---------- Listed records ----------
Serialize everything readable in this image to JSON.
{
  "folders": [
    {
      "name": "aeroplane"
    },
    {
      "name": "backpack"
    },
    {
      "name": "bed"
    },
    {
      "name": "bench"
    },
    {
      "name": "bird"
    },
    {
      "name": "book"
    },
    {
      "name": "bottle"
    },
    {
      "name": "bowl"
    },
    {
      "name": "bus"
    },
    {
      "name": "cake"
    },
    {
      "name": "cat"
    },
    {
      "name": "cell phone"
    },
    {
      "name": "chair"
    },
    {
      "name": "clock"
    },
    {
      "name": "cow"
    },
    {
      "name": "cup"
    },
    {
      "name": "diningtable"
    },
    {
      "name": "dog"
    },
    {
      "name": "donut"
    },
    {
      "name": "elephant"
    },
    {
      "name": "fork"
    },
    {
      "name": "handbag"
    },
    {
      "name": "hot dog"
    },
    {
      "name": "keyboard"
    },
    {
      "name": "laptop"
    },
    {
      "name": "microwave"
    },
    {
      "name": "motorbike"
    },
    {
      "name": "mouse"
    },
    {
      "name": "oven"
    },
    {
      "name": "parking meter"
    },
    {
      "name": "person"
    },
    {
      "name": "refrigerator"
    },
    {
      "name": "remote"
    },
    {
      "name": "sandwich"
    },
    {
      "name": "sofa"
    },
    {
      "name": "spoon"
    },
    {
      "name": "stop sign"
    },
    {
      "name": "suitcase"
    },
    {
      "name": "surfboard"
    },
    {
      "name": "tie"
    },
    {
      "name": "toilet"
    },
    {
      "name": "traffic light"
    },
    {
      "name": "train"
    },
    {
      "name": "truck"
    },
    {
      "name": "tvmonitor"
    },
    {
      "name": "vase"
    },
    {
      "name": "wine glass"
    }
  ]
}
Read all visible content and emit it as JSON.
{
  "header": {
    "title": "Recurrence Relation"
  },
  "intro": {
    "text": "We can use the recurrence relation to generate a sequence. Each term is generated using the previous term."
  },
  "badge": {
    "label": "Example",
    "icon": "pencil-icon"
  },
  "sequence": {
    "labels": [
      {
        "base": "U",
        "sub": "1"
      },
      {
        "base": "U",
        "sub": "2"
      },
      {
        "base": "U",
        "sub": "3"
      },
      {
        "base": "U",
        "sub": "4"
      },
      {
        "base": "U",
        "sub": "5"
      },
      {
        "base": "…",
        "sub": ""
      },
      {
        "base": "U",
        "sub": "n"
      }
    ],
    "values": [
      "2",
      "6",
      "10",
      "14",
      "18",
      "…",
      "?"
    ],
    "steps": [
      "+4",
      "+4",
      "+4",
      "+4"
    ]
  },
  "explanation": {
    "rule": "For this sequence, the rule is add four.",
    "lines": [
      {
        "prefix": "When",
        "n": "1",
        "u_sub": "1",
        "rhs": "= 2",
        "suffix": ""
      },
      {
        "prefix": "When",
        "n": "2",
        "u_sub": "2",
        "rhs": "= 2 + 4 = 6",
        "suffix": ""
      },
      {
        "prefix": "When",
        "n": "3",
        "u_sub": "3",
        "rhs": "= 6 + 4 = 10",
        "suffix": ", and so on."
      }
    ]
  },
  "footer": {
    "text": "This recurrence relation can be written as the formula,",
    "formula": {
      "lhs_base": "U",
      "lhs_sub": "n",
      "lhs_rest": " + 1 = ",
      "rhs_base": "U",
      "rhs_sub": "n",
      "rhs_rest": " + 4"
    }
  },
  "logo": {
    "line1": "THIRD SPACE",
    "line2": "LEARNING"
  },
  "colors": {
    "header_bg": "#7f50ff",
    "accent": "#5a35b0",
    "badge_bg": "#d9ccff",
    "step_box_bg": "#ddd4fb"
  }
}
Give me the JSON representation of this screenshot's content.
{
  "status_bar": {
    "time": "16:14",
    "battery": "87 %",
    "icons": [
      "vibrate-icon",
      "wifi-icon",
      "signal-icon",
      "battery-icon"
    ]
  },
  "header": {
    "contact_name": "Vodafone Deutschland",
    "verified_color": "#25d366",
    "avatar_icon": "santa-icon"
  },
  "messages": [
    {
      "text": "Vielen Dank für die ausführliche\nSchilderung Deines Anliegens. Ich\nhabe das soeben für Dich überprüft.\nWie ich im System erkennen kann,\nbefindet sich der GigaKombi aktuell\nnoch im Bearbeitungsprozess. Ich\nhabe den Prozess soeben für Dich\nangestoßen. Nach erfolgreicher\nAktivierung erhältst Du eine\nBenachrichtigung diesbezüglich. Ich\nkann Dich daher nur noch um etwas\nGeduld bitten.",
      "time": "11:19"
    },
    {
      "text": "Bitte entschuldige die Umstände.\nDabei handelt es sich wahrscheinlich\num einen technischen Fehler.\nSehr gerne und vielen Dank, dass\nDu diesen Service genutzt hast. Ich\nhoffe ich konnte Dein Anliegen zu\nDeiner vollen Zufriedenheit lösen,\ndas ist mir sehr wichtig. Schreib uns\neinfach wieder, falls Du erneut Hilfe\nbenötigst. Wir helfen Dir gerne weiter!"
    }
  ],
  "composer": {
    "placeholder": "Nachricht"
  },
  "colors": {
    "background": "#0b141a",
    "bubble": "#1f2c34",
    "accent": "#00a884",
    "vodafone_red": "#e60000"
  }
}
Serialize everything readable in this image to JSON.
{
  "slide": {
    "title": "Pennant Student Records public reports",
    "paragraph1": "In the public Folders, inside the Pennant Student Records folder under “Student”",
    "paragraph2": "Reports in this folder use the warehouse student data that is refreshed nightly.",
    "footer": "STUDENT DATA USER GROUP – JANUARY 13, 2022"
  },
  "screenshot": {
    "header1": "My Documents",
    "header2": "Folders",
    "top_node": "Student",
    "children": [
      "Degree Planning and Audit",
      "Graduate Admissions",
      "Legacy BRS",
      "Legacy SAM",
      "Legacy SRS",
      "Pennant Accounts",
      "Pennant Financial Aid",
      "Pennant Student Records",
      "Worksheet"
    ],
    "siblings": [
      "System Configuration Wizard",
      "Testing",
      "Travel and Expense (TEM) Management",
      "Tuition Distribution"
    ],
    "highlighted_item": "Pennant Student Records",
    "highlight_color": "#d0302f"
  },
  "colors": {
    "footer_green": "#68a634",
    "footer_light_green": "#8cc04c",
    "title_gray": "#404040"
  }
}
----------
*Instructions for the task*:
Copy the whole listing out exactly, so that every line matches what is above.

*Expected answer*:
Serialize everything readable in this image to JSON.
{
  "folders": [
    {
      "name": "aeroplane"
    },
    {
      "name": "backpack"
    },
    {
      "name": "bed"
    },
    {
      "name": "bench"
    },
    {
      "name": "bird"
    },
    {
      "name": "book"
    },
    {
      "name": "bottle"
    },
    {
      "name": "bowl"
    },
    {
      "name": "bus"
    },
    {
      "name": "cake"
    },
    {
      "name": "cat"
    },
    {
      "name": "cell phone"
    },
    {
      "name": "chair"
    },
    {
      "name": "clock"
    },
    {
      "name": "cow"
    },
    {
      "name": "cup"
    },
    {
      "name": "diningtable"
    },
    {
      "name": "dog"
    },
    {
      "name": "donut"
    },
    {
      "name": "elephant"
    },
    {
      "name": "fork"
    },
    {
      "name": "handbag"
    },
    {
      "name": "hot dog"
    },
    {
      "name": "keyboard"
    },
    {
      "name": "laptop"
    },
    {
      "name": "microwave"
    },
    {
      "name": "motorbike"
    },
    {
      "name": "mouse"
    },
    {
      "name": "oven"
    },
    {
      "name": "parking meter"
    },
    {
      "name": "person"
    },
    {
      "name": "refrigerator"
    },
    {
      "name": "remote"
    },
    {
      "name": "sandwich"
    },
    {
      "name": "sofa"
    },
    {
      "name": "spoon"
    },
    {
      "name": "stop sign"
    },
    {
      "name": "suitcase"
    },
    {
      "name": "surfboard"
    },
    {
      "name": "tie"
    },
    {
      "name": "toilet"
    },
    {
      "name": "traffic light"
    },
    {
      "name": "train"
    },
    {
      "name": "truck"
    },
    {
      "name": "tvmonitor"
    },
    {
      "name": "vase"
    },
    {
      "name": "wine glass"
    }
  ]
}
Read all visible content and emit it as JSON.
{
  "header": {
    "title": "Recurrence Relation"
  },
  "intro": {
    "text": "We can use the recurrence relation to generate a sequence. Each term is generated using the previous term."
  },
  "badge": {
    "label": "Example",
    "icon": "pencil-icon"
  },
  "sequence": {
    "labels": [
      {
        "base": "U",
        "sub": "1"
      },
      {
        "base": "U",
        "sub": "2"
      },
      {
        "base": "U",
        "sub": "3"
      },
      {
        "base": "U",
        "sub": "4"
      },
      {
        "base": "U",
        "sub": "5"
      },
      {
        "base": "…",
        "sub": ""
      },
      {
        "base": "U",
        "sub": "n"
      }
    ],
    "values": [
      "2",
      "6",
      "10",
      "14",
      "18",
      "…",
      "?"
    ],
    "steps": [
      "+4",
      "+4",
      "+4",
      "+4"
    ]
  },
  "explanation": {
    "rule": "For this sequence, the rule is add four.",
    "lines": [
      {
        "prefix": "When",
        "n": "1",
        "u_sub": "1",
        "rhs": "= 2",
        "suffix": ""
      },
      {
        "prefix": "When",
        "n": "2",
        "u_sub": "2",
        "rhs": "= 2 + 4 = 6",
        "suffix": ""
      },
      {
        "prefix": "When",
        "n": "3",
        "u_sub": "3",
        "rhs": "= 6 + 4 = 10",
        "suffix": ", and so on."
      }
    ]
  },
  "footer": {
    "text": "This recurrence relation can be written as the formula,",
    "formula": {
      "lhs_base": "U",
      "lhs_sub": "n",
      "lhs_rest": " + 1 = ",
      "rhs_base": "U",
      "rhs_sub": "n",
      "rhs_rest": " + 4"
    }
  },
  "logo": {
    "line1": "THIRD SPACE",
    "line2": "LEARNING"
  },
  "colors": {
    "header_bg": "#7f50ff",
    "accent": "#5a35b0",
    "badge_bg": "#d9ccff",
    "step_box_bg": "#ddd4fb"
  }
}
Give me the JSON representation of this screenshot's content.
{
  "status_bar": {
    "time": "16:14",
    "battery": "87 %",
    "icons": [
      "vibrate-icon",
      "wifi-icon",
      "signal-icon",
      "battery-icon"
    ]
  },
  "header": {
    "contact_name": "Vodafone Deutschland",
    "verified_color": "#25d366",
    "avatar_icon": "santa-icon"
  },
  "messages": [
    {
      "text": "Vielen Dank für die ausführliche\nSchilderung Deines Anliegens. Ich\nhabe das soeben für Dich überprüft.\nWie ich im System erkennen kann,\nbefindet sich der GigaKombi aktuell\nnoch im Bearbeitungsprozess. Ich\nhabe den Prozess soeben für Dich\nangestoßen. Nach erfolgreicher\nAktivierung erhältst Du eine\nBenachrichtigung diesbezüglich. Ich\nkann Dich daher nur noch um etwas\nGeduld bitten.",
      "time": "11:19"
    },
    {
      "text": "Bitte entschuldige die Umstände.\nDabei handelt es sich wahrscheinlich\num einen technischen Fehler.\nSehr gerne und vielen Dank, dass\nDu diesen Service genutzt hast. Ich\nhoffe ich konnte Dein Anliegen zu\nDeiner vollen Zufriedenheit lösen,\ndas ist mir sehr wichtig. Schreib uns\neinfach wieder, falls Du erneut Hilfe\nbenötigst. Wir helfen Dir gerne weiter!"
    }
  ],
  "composer": {
    "placeholder": "Nachricht"
  },
  "colors": {
    "background": "#0b141a",
    "bubble": "#1f2c34",
    "accent": "#00a884",
    "vodafone_red": "#e60000"
  }
}
Serialize everything readable in this image to JSON.
{
  "slide": {
    "title": "Pennant Student Records public reports",
    "paragraph1": "In the public Folders, inside the Pennant Student Records folder under “Student”",
    "paragraph2": "Reports in this folder use the warehouse student data that is refreshed nightly.",
    "footer": "STUDENT DATA USER GROUP – JANUARY 13, 2022"
  },
  "screenshot": {
    "header1": "My Documents",
    "header2": "Folders",
    "top_node": "Student",
    "children": [
      "Degree Planning and Audit",
      "Graduate Admissions",
      "Legacy BRS",
      "Legacy SAM",
      "Legacy SRS",
      "Pennant Accounts",
      "Pennant Financial Aid",
      "Pennant Student Records",
      "Worksheet"
    ],
    "siblings": [
      "System Configuration Wizard",
      "Testing",
      "Travel and Expense (TEM) Management",
      "Tuition Distribution"
    ],
    "highlighted_item": "Pennant Student Records",
    "highlight_color": "#d0302f"
  },
  "colors": {
    "footer_green": "#68a634",
    "footer_light_green": "#8cc04c",
    "title_gray": "#404040"
  }
}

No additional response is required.